> [EXERCISE BRIEF]
Scan the records below and report how many lines include the string "this"; the number alone will do.

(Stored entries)
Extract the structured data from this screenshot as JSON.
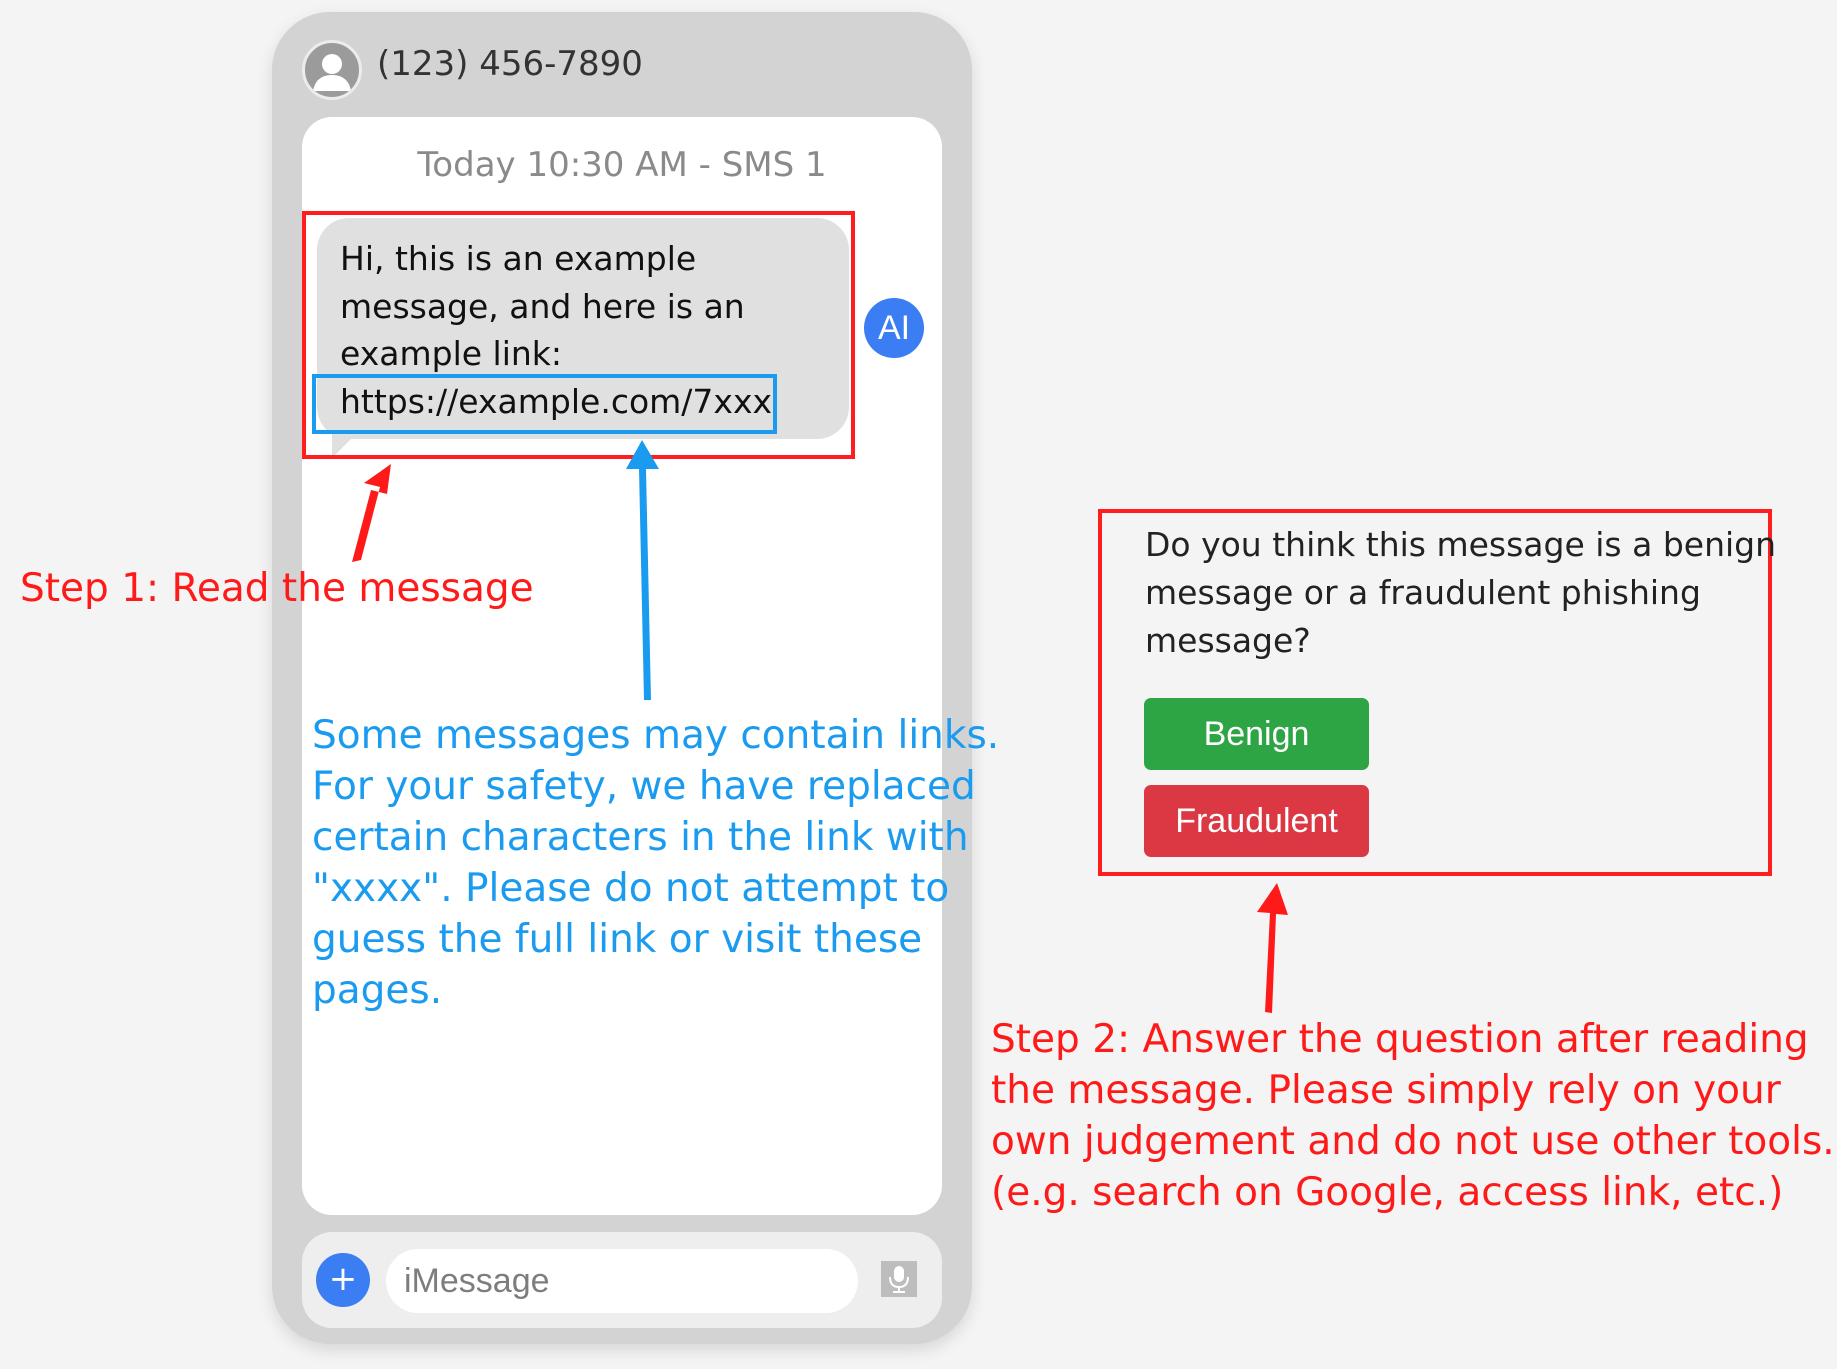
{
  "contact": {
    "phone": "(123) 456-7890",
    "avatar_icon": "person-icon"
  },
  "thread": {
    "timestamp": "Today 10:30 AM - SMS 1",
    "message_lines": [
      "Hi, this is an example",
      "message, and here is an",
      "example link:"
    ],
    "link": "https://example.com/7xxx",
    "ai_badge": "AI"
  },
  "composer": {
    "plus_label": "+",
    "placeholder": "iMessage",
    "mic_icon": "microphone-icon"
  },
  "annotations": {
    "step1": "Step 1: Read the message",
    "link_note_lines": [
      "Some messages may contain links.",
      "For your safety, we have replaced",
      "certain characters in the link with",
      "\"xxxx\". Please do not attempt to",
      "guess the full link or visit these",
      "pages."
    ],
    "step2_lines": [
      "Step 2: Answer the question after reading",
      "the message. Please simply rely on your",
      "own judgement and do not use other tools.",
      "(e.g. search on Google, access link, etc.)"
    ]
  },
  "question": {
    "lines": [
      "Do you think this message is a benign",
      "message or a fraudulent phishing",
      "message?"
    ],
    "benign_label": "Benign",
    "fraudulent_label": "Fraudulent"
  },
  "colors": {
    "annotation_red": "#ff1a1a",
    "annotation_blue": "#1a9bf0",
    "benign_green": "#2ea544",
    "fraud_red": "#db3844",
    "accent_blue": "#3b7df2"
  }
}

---

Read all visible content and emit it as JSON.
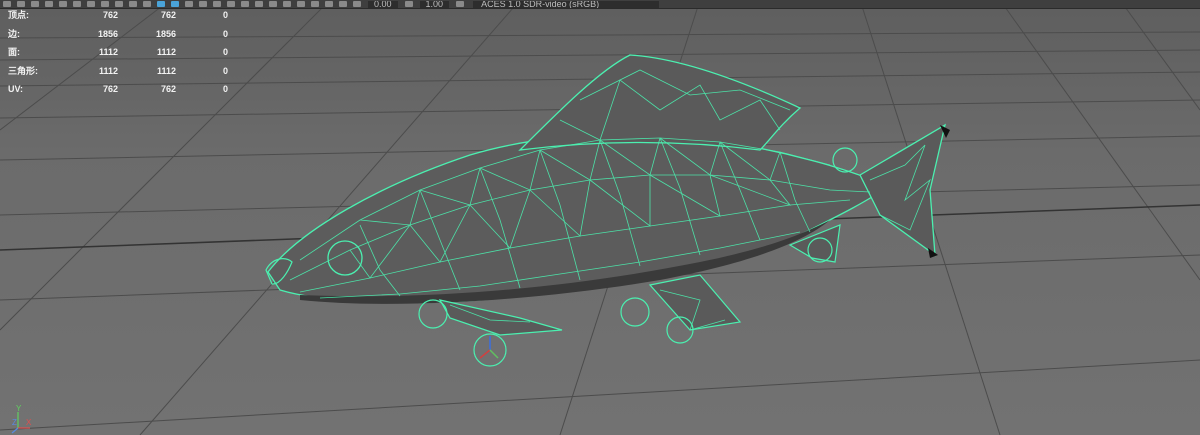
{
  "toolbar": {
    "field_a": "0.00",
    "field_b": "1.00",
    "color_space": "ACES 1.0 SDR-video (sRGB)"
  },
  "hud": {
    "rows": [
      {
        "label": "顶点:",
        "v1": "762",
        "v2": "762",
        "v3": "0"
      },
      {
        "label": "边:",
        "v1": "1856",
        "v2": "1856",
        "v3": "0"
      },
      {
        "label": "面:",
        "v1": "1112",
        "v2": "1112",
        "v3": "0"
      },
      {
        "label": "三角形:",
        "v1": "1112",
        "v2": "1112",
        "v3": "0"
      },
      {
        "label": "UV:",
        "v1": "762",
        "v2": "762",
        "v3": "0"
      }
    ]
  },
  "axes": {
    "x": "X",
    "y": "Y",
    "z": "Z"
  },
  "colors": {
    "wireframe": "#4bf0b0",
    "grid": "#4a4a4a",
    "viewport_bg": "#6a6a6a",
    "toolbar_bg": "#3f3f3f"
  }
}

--

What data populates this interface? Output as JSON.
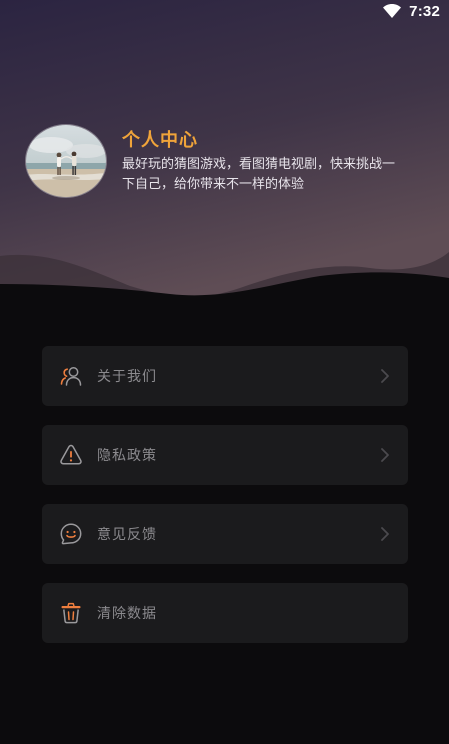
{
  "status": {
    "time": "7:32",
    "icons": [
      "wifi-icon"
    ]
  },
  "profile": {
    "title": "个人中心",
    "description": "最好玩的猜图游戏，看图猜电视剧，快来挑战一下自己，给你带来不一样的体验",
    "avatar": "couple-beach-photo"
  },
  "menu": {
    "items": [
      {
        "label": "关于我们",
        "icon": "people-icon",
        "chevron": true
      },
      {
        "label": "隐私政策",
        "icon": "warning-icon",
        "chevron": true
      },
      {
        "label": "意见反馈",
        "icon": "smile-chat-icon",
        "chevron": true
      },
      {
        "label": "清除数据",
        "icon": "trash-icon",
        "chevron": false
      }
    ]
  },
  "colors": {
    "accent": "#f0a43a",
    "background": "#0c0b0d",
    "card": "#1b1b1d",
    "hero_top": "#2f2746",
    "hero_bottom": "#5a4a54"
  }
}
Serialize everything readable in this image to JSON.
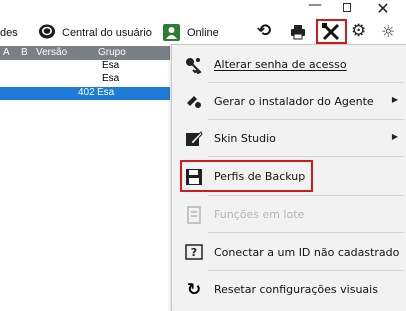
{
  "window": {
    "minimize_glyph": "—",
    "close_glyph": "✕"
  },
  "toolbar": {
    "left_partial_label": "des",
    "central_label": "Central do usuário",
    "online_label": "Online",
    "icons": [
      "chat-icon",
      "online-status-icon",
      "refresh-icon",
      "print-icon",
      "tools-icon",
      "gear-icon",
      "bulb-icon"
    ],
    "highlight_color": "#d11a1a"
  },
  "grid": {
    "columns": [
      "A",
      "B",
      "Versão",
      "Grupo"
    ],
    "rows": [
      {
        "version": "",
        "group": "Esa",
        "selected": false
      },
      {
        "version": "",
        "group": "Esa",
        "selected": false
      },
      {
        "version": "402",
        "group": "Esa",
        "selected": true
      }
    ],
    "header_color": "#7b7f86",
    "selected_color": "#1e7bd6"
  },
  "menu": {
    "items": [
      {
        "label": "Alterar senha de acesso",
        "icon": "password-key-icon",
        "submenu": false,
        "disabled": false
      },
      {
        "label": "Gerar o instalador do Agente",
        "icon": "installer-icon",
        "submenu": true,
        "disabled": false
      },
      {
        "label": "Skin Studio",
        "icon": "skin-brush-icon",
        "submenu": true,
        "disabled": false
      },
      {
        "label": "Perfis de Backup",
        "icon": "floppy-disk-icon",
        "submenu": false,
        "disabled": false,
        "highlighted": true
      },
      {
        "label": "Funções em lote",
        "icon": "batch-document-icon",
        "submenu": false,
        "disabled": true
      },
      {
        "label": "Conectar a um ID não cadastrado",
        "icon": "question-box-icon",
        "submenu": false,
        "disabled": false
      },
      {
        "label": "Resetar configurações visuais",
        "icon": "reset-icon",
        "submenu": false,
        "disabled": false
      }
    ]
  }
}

> [SOLUTION]
5